TLC helps frogs cross busy Highway 30
By Allan Classen, NW Examiner, MARCH 2014 / VOLUME 27, ISSUE 7
Their mission? Save northern red-legged frogs, who are driven by nature to cross the four-lane highway to reach spawning ponds along the Willamette River. Without help, the frogs’ chances of evading traffic and getting across the highway are slim. That tendency, plus the fact that nearly every type of predator is after them, has led to their inclusion on the Oregon “sensitive species” list, one step above endangered.
Shawn Looney saw what could happen last winter and couldn’t take it. On her way to an evening meeting, she drove over clusters of frogs on Harborton Road, which leads to the highway.
“When she arrived, she was a little bit hysterical,” said Rob Lee, who like Looney is active in the Linnton Neighborhood Association. When they returned together to assess the damage, “She was even more hysterical. There were frog bodies all over the road.
“We counted 60 dead frogs on Harborton the next day,” he said. “They were just being slaughtered.”
If that could happen on Harborton, a narrow side road, what about Highway 30? Lee checked it out and found more of the same. He counted at least 100 in close proximity on the pavement.
“They were all being squished by vehicles,” he said.
A plan of action was needed. Last fall, Lee met with state of Oregon wildlife biologists, the Portland Bureau of Environmental Services and the West Multnomah Soil & Water Conservation District.
The chair of the WMSWCD, Jane Hartline, organized volunteers for the next breeding season, which runs roughly from early January to mid-February. The frogs don’t move until it’s dark, rainy and at least 45 degrees, they learned. This winter, a crew of crossing guards was ready for them. Hartline recruited about 35 volunteers, and many were on duty Jan. 7 when a huge migration—365 were counted—made their move. The volunteers soon learned that the frogs were “surprisingly compliant” and could easily be picked up and dropped in 5-gallon buckets.
“Mostly, they jump out on the road and just sit there,” said Hartline.
Still, when they come in waves, “It can be nerve wracking if you don’t have enough people,” said Lee. “When it really happens, there are frogs all over the place.”
The loaded buckets were driven to a marina near the river’s edge, where the frogs lay their eggs. The tadpoles hatch and spend a few months growing before heading to the forest. Like salmon, they return as adults to lay their eggs in the place they were born. Some nights are too cold for the frogs, and on many nights, only a handful try to cross. But whenever weather conditions are right, volunteers gear up for a long wet night—sometimes for a few hours, sometimes past midnight. By mid-February, Lee said he had been out 23 nights. Getting the frogs to their spawning pools is one thing; getting them back come to the forest is another. Lee said he now sees frogs making the return trip.

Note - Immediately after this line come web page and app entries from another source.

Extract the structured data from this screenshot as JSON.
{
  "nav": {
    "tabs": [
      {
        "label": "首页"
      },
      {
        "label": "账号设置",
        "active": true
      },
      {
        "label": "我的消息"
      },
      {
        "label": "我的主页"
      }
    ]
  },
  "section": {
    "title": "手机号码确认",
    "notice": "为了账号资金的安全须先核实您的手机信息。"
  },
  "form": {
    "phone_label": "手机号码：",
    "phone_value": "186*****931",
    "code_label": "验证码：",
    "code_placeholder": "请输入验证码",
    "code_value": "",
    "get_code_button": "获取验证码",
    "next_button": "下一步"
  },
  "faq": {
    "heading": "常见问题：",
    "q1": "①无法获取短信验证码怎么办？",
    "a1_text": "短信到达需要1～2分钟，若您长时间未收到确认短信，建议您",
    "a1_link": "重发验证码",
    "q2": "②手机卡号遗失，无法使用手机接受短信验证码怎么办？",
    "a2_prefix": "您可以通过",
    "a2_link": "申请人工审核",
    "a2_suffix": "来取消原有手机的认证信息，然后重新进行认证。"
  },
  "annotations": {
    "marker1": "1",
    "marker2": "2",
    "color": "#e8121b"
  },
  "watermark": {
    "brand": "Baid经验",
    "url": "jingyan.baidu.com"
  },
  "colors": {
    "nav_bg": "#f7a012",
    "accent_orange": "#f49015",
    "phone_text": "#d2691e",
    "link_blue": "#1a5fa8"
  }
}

Ultimately, a better way might be found. The volunteers, who include state wildlife biologist Sue Beilke, are carefully collecting data to understand their amphibious friends. A breeding pond on the forest side of the highway would be ideal, but finding a flat, open space to build such a pond may be easier said than done. A tunnel under or bridge over the highway seems far too expensive. So against all odds, rain or cold, the volunteers soldier on.

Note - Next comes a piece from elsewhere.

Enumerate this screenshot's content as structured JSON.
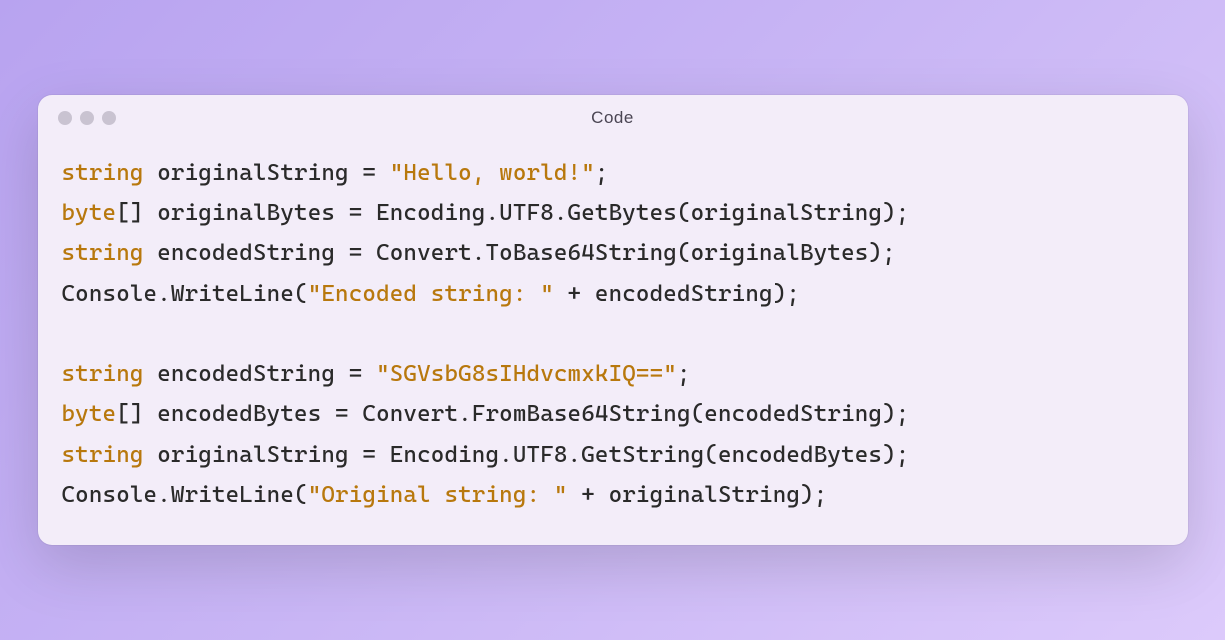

Hartline is particularly touched by the dedication of Beilke, who is out almost every night.
“Every time a frog is squashed, she says, ‘Oh no!’ which I love about Sue,” said Hartline.

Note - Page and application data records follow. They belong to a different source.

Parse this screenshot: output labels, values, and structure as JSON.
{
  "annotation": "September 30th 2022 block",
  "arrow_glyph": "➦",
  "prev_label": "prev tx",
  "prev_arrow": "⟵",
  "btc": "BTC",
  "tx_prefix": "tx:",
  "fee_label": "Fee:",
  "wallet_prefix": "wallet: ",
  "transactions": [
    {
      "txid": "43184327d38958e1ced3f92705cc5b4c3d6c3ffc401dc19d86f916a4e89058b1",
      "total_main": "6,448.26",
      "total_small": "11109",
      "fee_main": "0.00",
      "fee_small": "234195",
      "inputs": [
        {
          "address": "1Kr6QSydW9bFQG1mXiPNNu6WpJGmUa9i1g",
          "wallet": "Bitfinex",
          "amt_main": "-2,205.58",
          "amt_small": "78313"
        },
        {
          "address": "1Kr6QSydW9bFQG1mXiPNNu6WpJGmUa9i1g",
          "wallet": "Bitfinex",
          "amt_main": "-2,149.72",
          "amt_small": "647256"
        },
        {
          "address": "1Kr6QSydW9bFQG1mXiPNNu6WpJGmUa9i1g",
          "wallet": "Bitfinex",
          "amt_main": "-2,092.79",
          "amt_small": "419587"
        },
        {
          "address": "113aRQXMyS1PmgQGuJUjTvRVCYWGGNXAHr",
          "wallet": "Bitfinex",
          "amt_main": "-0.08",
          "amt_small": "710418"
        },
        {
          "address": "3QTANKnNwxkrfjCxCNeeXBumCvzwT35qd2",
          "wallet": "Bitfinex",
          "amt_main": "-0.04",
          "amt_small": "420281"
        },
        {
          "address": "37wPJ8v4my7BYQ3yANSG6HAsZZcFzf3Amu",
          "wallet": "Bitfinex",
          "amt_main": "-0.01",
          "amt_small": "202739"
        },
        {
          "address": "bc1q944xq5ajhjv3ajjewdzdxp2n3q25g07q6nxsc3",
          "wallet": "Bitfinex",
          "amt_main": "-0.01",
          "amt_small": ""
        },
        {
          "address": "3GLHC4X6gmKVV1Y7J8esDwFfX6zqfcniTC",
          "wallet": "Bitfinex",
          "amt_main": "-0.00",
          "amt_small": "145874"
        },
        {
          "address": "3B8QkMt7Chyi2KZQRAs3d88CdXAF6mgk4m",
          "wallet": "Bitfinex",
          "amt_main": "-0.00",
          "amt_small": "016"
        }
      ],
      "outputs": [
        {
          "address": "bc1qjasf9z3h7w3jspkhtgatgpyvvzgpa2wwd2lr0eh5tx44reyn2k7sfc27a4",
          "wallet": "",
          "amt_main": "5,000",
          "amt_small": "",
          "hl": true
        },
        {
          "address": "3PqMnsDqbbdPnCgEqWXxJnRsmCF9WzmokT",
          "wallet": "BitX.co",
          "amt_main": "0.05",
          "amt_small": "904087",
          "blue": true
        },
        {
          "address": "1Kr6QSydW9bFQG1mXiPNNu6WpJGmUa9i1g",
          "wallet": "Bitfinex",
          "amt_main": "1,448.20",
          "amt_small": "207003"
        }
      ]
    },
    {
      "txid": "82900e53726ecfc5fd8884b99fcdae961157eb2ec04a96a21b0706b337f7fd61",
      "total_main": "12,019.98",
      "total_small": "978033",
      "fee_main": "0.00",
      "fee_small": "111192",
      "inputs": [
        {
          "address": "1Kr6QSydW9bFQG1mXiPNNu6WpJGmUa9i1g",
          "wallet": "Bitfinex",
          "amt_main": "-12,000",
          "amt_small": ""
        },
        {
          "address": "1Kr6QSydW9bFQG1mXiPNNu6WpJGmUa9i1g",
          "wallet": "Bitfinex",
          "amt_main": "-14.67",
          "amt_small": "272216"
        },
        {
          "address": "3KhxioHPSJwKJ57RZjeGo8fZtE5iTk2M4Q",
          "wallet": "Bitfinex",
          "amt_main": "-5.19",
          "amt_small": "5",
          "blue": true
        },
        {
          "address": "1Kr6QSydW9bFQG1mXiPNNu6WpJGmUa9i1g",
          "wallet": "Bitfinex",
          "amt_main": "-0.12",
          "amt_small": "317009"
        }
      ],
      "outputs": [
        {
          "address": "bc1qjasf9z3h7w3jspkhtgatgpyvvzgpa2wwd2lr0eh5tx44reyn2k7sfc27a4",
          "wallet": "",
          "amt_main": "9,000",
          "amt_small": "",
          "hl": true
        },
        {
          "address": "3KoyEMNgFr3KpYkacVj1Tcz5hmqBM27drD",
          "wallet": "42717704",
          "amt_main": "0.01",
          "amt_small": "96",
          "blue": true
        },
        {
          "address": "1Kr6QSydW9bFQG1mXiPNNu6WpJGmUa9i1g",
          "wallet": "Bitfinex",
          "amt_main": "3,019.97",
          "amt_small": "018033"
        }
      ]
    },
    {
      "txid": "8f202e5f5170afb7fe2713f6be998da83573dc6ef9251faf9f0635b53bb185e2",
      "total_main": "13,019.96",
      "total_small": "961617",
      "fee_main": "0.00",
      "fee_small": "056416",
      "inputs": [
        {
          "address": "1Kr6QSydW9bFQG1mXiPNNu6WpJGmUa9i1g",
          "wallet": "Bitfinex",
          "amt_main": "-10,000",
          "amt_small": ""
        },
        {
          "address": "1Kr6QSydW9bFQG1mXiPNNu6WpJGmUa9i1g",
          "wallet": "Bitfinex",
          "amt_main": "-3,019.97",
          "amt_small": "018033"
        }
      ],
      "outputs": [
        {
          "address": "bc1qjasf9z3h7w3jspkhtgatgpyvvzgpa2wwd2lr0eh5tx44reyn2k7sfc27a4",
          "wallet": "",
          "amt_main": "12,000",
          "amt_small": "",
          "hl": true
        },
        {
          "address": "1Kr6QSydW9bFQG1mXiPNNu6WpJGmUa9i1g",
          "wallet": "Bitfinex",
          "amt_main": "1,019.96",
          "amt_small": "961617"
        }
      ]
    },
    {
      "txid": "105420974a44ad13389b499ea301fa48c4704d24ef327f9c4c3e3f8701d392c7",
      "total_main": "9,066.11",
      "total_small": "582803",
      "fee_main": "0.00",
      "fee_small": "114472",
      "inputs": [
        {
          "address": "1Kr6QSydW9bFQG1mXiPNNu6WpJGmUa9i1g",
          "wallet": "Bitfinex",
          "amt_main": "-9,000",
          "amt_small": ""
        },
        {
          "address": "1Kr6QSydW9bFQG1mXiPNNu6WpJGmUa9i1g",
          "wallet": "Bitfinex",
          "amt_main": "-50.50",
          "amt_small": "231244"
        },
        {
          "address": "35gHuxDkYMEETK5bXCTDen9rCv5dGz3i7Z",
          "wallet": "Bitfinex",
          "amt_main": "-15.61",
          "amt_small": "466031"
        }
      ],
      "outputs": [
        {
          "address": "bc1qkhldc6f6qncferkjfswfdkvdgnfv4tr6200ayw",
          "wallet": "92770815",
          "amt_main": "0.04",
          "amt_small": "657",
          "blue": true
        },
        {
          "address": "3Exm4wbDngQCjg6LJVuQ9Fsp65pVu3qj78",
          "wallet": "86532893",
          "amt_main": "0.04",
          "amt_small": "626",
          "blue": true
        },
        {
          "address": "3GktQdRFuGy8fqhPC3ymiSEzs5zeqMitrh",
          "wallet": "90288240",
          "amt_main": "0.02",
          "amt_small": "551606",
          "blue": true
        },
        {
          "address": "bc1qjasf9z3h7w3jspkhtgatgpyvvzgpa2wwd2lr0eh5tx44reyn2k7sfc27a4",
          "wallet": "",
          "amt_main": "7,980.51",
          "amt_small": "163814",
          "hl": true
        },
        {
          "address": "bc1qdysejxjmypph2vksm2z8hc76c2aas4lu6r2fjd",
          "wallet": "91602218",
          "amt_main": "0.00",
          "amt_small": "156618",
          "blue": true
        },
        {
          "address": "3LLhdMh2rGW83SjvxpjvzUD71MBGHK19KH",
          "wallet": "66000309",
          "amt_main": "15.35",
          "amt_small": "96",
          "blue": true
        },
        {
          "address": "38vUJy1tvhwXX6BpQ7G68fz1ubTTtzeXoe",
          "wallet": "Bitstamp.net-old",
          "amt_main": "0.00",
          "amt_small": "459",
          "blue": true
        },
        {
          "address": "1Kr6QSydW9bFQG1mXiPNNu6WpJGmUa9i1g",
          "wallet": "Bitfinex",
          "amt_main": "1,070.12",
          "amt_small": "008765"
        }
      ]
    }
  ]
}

Lee understands how the little creatures can grow on people.
“The frogs are very interesting and quite beautiful,” he said. “I’m amazed at how much personality they have.”
Their cause is also growing.
“I had no idea it would become anything like this,” said Lee. “It does touch a nerve with people. It’s been kind of inspiring.”
Neighbors know what’s going on and slow down near the crossing zone. He also gets plenty of ribbing about the frog migration assistance project, and he gets it. Some have suggested it could make a Portlandia episode.
“It’s pretty hilarious,” he said, “standing out in the cold and rain and waiting for frogs.”